In your 30s, more peers become parents. Party photos become wedding photos become newborn photos. Poop, spit-up and nipple chafing become socially acceptable conversation topics.
And as more friends bring new little humans into the world, they have to choose some way to address said little humans.
Many of us, and don't pretend for a second you aren't out there, spend hours thinking of what we will name our babies long before they are a reality. My sweetheart and I have had lengthy discussions on the topic. He's vetoed the name of my favorite literary character, Josephine ("Little Women") for its similarity to his name, Joseph, and I've put the absolute kibosh on "Star Wars"-inspired Anakin or Darth.
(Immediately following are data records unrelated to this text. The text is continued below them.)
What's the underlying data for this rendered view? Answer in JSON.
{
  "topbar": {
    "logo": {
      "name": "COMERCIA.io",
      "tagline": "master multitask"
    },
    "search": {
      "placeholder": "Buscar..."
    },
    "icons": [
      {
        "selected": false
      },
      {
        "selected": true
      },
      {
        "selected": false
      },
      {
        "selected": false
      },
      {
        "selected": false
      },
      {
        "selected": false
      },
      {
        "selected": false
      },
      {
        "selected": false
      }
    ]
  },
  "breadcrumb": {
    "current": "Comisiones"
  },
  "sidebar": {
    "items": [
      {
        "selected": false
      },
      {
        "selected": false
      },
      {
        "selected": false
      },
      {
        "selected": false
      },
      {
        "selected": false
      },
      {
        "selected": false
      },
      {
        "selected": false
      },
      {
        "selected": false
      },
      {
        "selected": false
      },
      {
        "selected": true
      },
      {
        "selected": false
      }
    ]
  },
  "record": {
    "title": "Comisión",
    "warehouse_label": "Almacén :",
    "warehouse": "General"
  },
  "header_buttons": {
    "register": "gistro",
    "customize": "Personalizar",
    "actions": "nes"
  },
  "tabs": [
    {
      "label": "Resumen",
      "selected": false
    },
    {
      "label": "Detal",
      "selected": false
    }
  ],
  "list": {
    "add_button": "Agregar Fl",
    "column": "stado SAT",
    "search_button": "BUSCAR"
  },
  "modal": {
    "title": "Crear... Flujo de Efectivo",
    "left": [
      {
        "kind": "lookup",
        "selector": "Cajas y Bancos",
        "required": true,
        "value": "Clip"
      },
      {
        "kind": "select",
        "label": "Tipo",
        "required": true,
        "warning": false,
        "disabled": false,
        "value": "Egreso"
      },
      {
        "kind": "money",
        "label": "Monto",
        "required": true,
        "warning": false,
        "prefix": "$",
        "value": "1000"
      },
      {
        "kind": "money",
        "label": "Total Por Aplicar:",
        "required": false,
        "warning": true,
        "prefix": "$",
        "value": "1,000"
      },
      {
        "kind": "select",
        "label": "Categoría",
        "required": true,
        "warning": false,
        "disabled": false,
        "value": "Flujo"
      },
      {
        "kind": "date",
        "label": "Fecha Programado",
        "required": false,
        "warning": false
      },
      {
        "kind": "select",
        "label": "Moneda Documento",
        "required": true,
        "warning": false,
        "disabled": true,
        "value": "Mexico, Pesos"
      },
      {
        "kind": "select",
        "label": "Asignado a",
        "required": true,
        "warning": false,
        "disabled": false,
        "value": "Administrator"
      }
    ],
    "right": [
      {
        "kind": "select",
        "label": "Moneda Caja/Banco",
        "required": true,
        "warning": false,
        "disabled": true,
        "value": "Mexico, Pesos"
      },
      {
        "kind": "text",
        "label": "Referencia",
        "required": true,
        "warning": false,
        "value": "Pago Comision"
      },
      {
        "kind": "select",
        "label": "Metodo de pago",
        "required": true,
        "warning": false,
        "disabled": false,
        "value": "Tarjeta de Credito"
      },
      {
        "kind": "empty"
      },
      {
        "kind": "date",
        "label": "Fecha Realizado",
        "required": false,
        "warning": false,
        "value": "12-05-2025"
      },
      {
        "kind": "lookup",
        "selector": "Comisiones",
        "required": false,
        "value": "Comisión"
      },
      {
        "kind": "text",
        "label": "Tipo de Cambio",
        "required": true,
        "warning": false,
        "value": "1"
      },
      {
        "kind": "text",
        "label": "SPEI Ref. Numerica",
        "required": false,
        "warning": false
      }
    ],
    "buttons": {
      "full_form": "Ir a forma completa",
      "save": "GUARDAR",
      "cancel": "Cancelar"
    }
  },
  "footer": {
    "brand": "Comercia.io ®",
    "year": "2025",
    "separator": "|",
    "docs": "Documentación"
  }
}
And don't even get me started on Chewbacca.
Aside from planning for the future, I've always had a great interest in nomenclature, and so I'm always fascinated to see what people name their children -- fascinated and sometimes a bit frightened.
Far be it from me to question anyone's personal choice, but sometimes I have to wonder how much the Demerol and Pitocin played a role in the naming process.
"My friend is a pediatrician and had a patient named La--Da pronounced "La Dash Da," a good friend informed me via Facebook conversation earlier this week.
Should I be prepared to have to send baby gifts to little Ampersand or Asterisk, spelled of course, as & and *?
Using a completely unscientific process, I have some predictions, and yes, perhaps some fears, about what I imagine will be upcoming trends in baby naming.
First, colors. The birth of Beyonce and Jay-Z's baby girl, Blue Ivy, will open up more parents to naming their children after basic hues. Blue is a fairly unisex name, but Brown sounds more like a boy, doesn't it?
Indeed, celebrities continue to break the mold naming their children, and one of the more famous creative celebrity baby names is Apple, the daughter of actress Gwyneth Paltrow. Will regular folk take a bite from that fruit basket and trot out babies Pear, Peach, Plum, Kiwi and Berry?
Pop culture is always an influence. I think we'll see a decline of Twilight-inspired Isabella, Jacob and Edward, and a rise of Lisbeth ("The Girl With the Dragon Tattoo") and Katniss ("The Hunger Games").
On the book note, Harper, as in Lee, author of "To Kill a Mockingbird," seemed to be a hot name in 2011. Where do we stand on moving toward naming babies after her contemporaries in 2012? Baby Capote, perhaps, or Truman?
Speaking of Truman, names from my grandparents' generation have been gaining popularity again -- Sophia, Ava, my colleague's granddaughter is Evelyn, and I know a lovely young lady called Ruth. However, this seems not to be so true for boys. I think it's time to bring back George, Walter and Harry, don't you?
Harry, of course, brings us to our next trend: royal-inspired names. Look for a resurgence of Catherine, which hasn't cracked the Top 100 since 2001, as well as Pippa (more likely than the royal sister-in-law's formal name, Phillipa), and other more fringe names, including Zara, Eugenie and Beatrice.
Artist names are another possible trend. I have been waiting for years to see a little celebrity baby named Cezanne, and in that same vein, why not Van Gogh, Monet and Hopper (as in Edward)?
Virtue names are fairly popular in the South. Every year I go see "The Nutcracker" and read names like Blessing, Charity and Justice in the program. Let's take it one step further: Gracious, Generous, Benevolent and Kind?
Finally, yoga names. Can't you just imagine a kindergarten class in six or seven years? "Namaste, share the crayons with Ashtanga please. No, Kundalini, paste is not for eating." You know it's going to happen.
All I ask, please, is that no one name their child Downward Facing Dog.